[Stored data entries]
____________
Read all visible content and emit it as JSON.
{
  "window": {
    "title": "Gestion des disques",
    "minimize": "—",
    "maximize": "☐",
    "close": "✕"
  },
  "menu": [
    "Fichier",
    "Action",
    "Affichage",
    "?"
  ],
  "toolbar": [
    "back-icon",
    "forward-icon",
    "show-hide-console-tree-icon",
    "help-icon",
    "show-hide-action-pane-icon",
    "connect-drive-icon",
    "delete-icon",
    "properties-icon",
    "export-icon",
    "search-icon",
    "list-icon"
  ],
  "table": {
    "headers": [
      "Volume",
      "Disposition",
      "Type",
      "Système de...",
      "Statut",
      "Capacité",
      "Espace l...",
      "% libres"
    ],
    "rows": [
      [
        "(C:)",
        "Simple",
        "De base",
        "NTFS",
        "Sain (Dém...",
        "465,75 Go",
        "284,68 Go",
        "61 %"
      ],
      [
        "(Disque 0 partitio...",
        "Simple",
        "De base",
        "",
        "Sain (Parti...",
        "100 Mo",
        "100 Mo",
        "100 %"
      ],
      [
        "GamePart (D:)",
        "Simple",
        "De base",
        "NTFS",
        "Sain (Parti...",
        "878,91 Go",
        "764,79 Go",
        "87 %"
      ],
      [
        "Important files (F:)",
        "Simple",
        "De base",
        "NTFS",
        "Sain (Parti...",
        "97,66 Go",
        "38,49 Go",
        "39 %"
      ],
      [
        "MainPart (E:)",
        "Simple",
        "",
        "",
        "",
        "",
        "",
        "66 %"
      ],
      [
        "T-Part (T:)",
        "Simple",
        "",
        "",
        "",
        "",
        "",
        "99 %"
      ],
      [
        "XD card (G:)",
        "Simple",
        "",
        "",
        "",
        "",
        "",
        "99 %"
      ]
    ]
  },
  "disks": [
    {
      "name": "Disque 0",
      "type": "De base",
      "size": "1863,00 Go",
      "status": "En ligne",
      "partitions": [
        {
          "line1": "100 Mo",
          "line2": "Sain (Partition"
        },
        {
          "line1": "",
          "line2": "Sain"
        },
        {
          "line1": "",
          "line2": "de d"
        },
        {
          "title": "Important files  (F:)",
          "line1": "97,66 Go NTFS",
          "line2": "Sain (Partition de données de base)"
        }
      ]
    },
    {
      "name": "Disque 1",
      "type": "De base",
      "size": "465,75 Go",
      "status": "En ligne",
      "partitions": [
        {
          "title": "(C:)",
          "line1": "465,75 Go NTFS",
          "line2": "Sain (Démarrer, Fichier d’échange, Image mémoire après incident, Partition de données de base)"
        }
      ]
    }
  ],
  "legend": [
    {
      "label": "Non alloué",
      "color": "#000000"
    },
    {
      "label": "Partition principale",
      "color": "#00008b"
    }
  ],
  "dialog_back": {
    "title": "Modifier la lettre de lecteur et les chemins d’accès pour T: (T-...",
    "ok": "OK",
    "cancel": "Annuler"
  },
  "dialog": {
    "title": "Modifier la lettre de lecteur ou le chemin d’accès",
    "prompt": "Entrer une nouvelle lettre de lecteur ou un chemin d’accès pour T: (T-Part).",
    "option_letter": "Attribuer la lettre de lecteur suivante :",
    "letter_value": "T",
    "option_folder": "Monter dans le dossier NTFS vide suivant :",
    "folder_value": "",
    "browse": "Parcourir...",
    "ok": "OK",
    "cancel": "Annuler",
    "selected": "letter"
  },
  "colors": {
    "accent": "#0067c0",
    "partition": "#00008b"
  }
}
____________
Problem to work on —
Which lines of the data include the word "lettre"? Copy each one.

Answer below —
    "title": "Modifier la lettre de lecteur et les chemins d’accès pour T: (T-...",
    "title": "Modifier la lettre de lecteur ou le chemin d’accès",
    "prompt": "Entrer une nouvelle lettre de lecteur ou un chemin d’accès pour T: (T-Part).",
    "option_letter": "Attribuer la lettre de lecteur suivante :",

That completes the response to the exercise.